Thursday, February 18, 2010

With Duka, B16 Scores Czech-Mate

It largely took a backseat in coverage to the Irish summit, but the Pope's Saturday appointment of a new archbishop of Prague bears noting... even if matters Czech don't rate too high on your radar.

Indeed, B16's selection of Dominik Duka OP (above) -- a 66 year-old Bohemian once barred from ministry and imprisoned under the country's fallen Communist regime -- continues what's essentially been the pontiff's universal model for his major picks worldwide: prelates already well-known in the public square with roots in the classroom, faithful in substance yet provocative only when necessary, savvy in the ways of politics and the media and able to forge solid ties across partisan and ideological lines... but all of it, again, never coming at the expense of the church's message.

Nearly five years into his reign, the sketch fits Benedict's "big four" in the Anglophone world -- the archbishops of Washington, Toronto, Westminster and New York -- as well as his picks for the other leading posts of Warsaw, Munich, Sao Paulo, and most recently, Brussels. Yet while the rest of the pack largely remain in their late 50s or early 60s, Duka's age -- like that of the freshly-named Belgian primate Andre-Joseph Leonard, who'll turn 70 in May -- is an ostensible move to avoid lengthy back-to-back tenures in the Czech capital.

Now 77, Prague's retiring archbishop, Cardinal Miloslav Vlk, took office in 1990, just as Leonard will be installed next month to succeed Cardinal Godfried Danneels, who had led the Brussels church since 1979 before his retirement last month.

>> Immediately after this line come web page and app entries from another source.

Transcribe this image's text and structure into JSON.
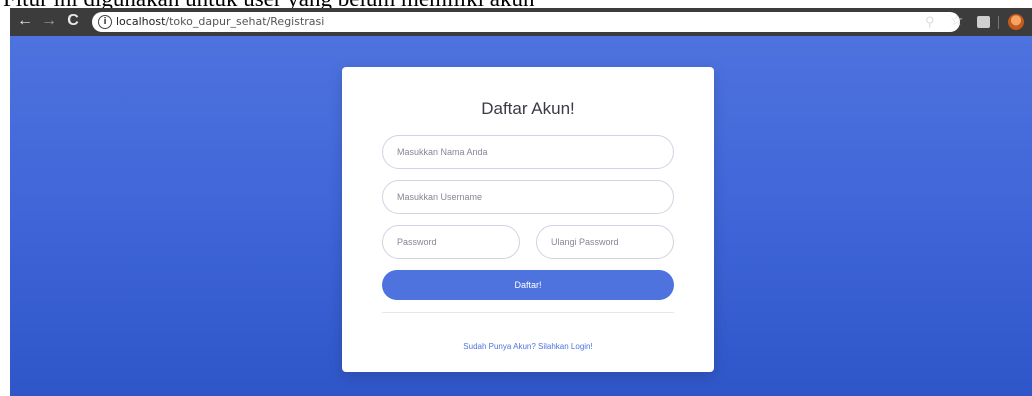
{
  "caption": "Fitur ini digunakan untuk user yang belum memiliki akun",
  "browser": {
    "url_host": "localhost",
    "url_path": "/toko_dapur_sehat/Registrasi"
  },
  "form": {
    "title": "Daftar Akun!",
    "name_placeholder": "Masukkan Nama Anda",
    "username_placeholder": "Masukkan Username",
    "password_placeholder": "Password",
    "repeat_password_placeholder": "Ulangi Password",
    "submit_label": "Daftar!",
    "login_link": "Sudah Punya Akun? Silahkan Login!"
  },
  "colors": {
    "primary": "#4e73df",
    "background_gradient": [
      "#4e73df",
      "#2f56c8"
    ]
  }
}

The Prague appointment came five months after the Pope's weekend visit to the Czech Republic, during which Benedict pondered the country's turn toward secularism as Vlk took to the airwaves to berate himself for, in his mind, accomplishing little as archbishop. Beyond the religious environment, two elusive goals the cardinal passes to his successor are an agreement for the restoration of church property seized by the Communists and still in the possession of the state, and a concordat governing relations between the government and the Holy See -- an agreement which the Czech Republic is reportedly the lone European entity to lack.

Professed into the Order of Preachers a year before his 1970 ordination, Duka is but the second religious to number among this pontificate's major appointees; the other is the 59 year-old archbishop of Rio de Janiero, Cistertian Orani Tempesta, who was named to the Brazilian post last year. What's more, just weeks after the Pope devoted an entire General Audience to recalling the community's founder, the archbishop-elect is also the second Dominican to be given a major assignment in recent months; in June, Benedict tapped his lead American protege, the Bronx-born Gus di Noia, to become an archbishop and #2 of the Vatican's Congregation for Divine Worship and the Discipline of the Sacraments -- one of the current Curia's most sensitive top slots.

While Prague, Rio and the other archdioceses noted above are traditionally headed by cardinals, such is the backlog in the college -- and Benedict's own custom -- that the new occupants will almost certainly not be elevated until after their predecessors reach their 80th birthdays, at which point the retirees lose their voting rights in a conclave.

Said to enjoy "warm ties" with both current Czech President Vaclav Klaus and his predecessor, Vaclav Havel, Duka's installation in St Vitus' Cathedral -- one of the contested properties still held by the state -- has been scheduled for 10 April.